Scanning the news reports about SunTrust Banks (NYSE:STI) possibly being acquired, this after the bank sold a chunk of its almost century-old stake in Coca-Cola (NASDAQ:COKE) to quiet Buy Side critics, we are struck by the terms of the discussion. Is it not remarkable that the references made by the media to STI's financial performance usually focus solely on earnings growth -- or a lack thereof?
In today's marketplace, where short-term speculative gains seemingly are the sole concern, the fact that STI for years has performed below peer in most respects seems unworthy of mention. Yet despite this poor performance history, the market hype of a possible M&A transaction has been enough to push the market value of STI up sharply.
As of Friday's close, the MVE for STI was up more than 30% from year ago levels. At just over a 15 P/E, a mere 1.8x book, STI must still be reckoned a bargain -- right? Because STI's intangible assets now equal 5% of the total, the valuation is a bit richer than the nominal financials suggest.
In terms of ROA and ROE, for example, STI has been at or below peer for years, even during the high-tide of the mortgage market bubble. With an ROA of 1.1% and ROE of 11% for all of 2006, STI is well into the bottom half of the peer group. But the question remains: Is STI good value at these levels? An examination of the bank's key credit performance and business metrics suggests not.
STI's loss given default or LGD was 61% for 2006 and has been well below peer for the past several years, this after peaking around 90% in 2002 (along with the rest of the large bank peers), using public bank unit data from the FDIC and calculations by the IRA Bank Monitor. Likewise, STI's gross defaults have tracked consistently below peer and came in at a mere 21bp last year, the lowest level since 2000. Look at STI as well as its peers and it becomes clear, at least to us, that 2006 probably was the trough in terms of bank charge offs.
So with STI delivering below-peer LGD and default experience, what's not to like? Well, unlike peers such as Wachovia Bank (NASDAQ:WB) and US Bancorp (NYSE:USB), STI has not managed to achieve above-peer financial returns with below-peer credit default experience. In terms of both LGD and gross defaults, the larger WB consistently outperforms STI, yet unlike WB has peer group leading ROA and ROE.
Some of STI's metrics suggest a low-risk franchise, perhaps part of the reason that the bank's overall financial results are so pedestrian. Notice, for example, that STI's Exposure at Default or EAD has consistently trailed that of the large bank peer group, at least until 2006, when the large bank peers tightened credit standards and reduced the overall amount of unused commitments. Perhaps more interesting that the tightening by STI's peers is that fact that STI has moved not at all in terms of EAD!

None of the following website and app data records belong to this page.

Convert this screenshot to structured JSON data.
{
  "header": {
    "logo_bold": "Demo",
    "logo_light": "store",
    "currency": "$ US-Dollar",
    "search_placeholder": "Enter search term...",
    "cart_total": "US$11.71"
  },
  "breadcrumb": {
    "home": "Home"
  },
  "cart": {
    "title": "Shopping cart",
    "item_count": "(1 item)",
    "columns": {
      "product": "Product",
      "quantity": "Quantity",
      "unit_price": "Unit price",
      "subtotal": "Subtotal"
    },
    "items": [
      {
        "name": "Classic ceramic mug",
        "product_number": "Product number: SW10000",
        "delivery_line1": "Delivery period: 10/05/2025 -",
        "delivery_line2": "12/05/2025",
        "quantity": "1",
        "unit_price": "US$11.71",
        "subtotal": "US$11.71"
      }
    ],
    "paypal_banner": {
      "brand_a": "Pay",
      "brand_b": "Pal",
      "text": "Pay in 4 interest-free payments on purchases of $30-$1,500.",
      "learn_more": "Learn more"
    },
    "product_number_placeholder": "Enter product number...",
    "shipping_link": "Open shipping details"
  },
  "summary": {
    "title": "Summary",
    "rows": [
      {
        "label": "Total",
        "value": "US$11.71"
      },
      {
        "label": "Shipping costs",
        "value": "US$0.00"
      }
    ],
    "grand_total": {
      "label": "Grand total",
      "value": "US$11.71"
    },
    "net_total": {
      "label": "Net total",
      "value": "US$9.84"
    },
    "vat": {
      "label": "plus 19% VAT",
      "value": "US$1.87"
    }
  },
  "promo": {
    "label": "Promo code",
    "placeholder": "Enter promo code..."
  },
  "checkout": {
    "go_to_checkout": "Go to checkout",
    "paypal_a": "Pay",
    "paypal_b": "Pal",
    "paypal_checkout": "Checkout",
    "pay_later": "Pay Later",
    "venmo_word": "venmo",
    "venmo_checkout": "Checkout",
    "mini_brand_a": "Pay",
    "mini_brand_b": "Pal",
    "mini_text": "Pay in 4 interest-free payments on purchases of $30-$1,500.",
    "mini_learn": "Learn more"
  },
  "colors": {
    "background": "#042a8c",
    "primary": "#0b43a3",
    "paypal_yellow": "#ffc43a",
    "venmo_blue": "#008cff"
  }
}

Looking at risk-based capital also is illustrative. The Economic Capital simulation in the IRA Bank Monitor assigns a ratio of EC to Tier One Risk Based Capital ("RBC") of just 0.63:1, with trading and investments the two largest areas of risk, suggesting that STI's asset mix could be more aggressive. Compare the EC to Tier One RBC ratio of WB at 1.5, USB at 0.67 or Wells Fargo (NYSE:WFC) at only 0.5, yet both deliver far better overall financial results than STI.
STI sports a weighted average maturity or WAM of 5 years, half a standard deviation above peer. With a gross loan yield of 630bp, which has been consistently below peer for years, the picture suggests that STI's loan operation needs serious attention if the bank is to improve its overall financial performance.
Bottom line: STI seems to evidence below-peer credit risk indicators, but above-peer business model risk. With securitization fees as a percentage of income now in single digits, this from 15% in 2002, and loan loss provisions moving back into line with defaults after peaking at a 2:1 ratio of defaults to provisions in 2004, we don't look for upside surprises in the near term.
At $90 per share, we could see how someone might argue that STI is attractive, but based on the regulatory disclosure we could also see how this particular institution could become problematic for the next several years because of chronically below peer asset returns and rising credit risk experience. If the credit market bear view of 2008 is correct, what do you suppose STI's and large bank LGD will look like next year?